BeachBot: Microsoft-powered robot is here to clean up cigarette butts on beaches
People continue to come up with inventive ways to clean up rubbish. Until we can persuade the human race to stop throwing trash where it intends to be. That is precisely why, Martijn Lukaart and Edwin Bos, two Dutch engineers who founded TechTics and created the BeachBot. BeachBot is on a quest to rid beaches […]
People continue to come up with inventive ways to clean up rubbish. Until we can persuade the human race to stop throwing trash where it intends to be. That is precisely why, Martijn Lukaart and Edwin Bos, two Dutch engineers who founded TechTics and created the BeachBot. BeachBot is on a quest to rid beaches of cigarette butts, with the aid of Microsoft’s artificial intelligence technologies. It eventually aims to clean up all types of garbage. Bos and Lukaart are the co-founders of TechTics, a Hague-based company that uses technology to tackle social problems.
Their prototype uses artificial intelligence (AI) to learn how to locate scattered filters, even if they are half-buried in the sand. BeachBot has completed one demonstration, which took place in September on Scheveningen Beach as part of World Cleanup Day. Another demonstration is planned for the summer.
On Monday, Microsoft showcased the startup, demonstrating a prototype computer that is still learning using the software giant’s Trove AI technology. It helps generate picture sets for machine learning tasks. Essentially, the robot will require human assistance to learn at first. After all, a robot has no idea what a cigarette butt is or how to recognize one. TechTics enlisted the public to contribute photographs to the AI system via Trove. The team then feeds this information to BB, which improves its understanding of what to search for in each image.
BeachBot: Human-robot interaction
According to the firm, the robot will require around 2,000 photos of cigarette butts on the beach to properly grasp what it’s searching for. BB has 200 so far. But it can already detect trash with two onboard cameras. Further, utilize robotic arms, and deposit cigarette butts in an onboard bin. The crew may then appropriately dispose of the waste.

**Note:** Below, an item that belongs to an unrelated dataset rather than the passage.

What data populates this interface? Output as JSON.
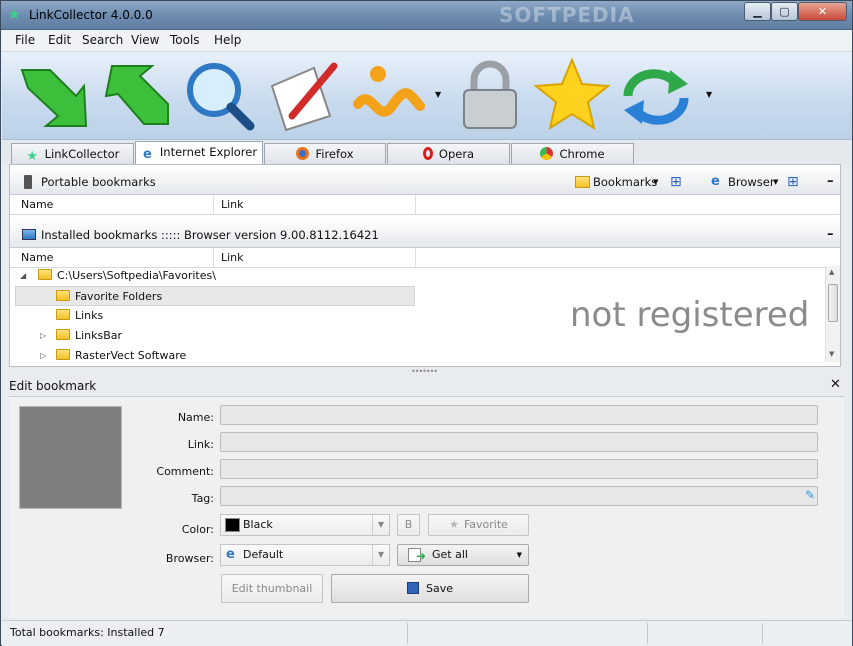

Hundreds of residents support this objective. To get there, Bos and the TechTics team developed the world’s first AI-based detection system for cigarette butts. BeachBot was created in collaboration with students from the Delft University of Technology, Netherlands.
On Scheveningen Beach, the fastest way to a cleaner shoreline is via cooperation between people and mobile bots, Bos agrees.
“That’s the most interesting part of our concept – we have a human-robot interaction where the public can help make the robots smarter,” Bos says.
BB is only the beginning of this endeavor. It’s presently working on two smaller robots to provide BB with a support crew. The tiny devices will scour the area for cigarette butts. Then communicate with BB to request that this rubbish should be out. It’s inspiring to watch people and machines collaborate. TechTics’ mission is to raise awareness that littering should never be permissible.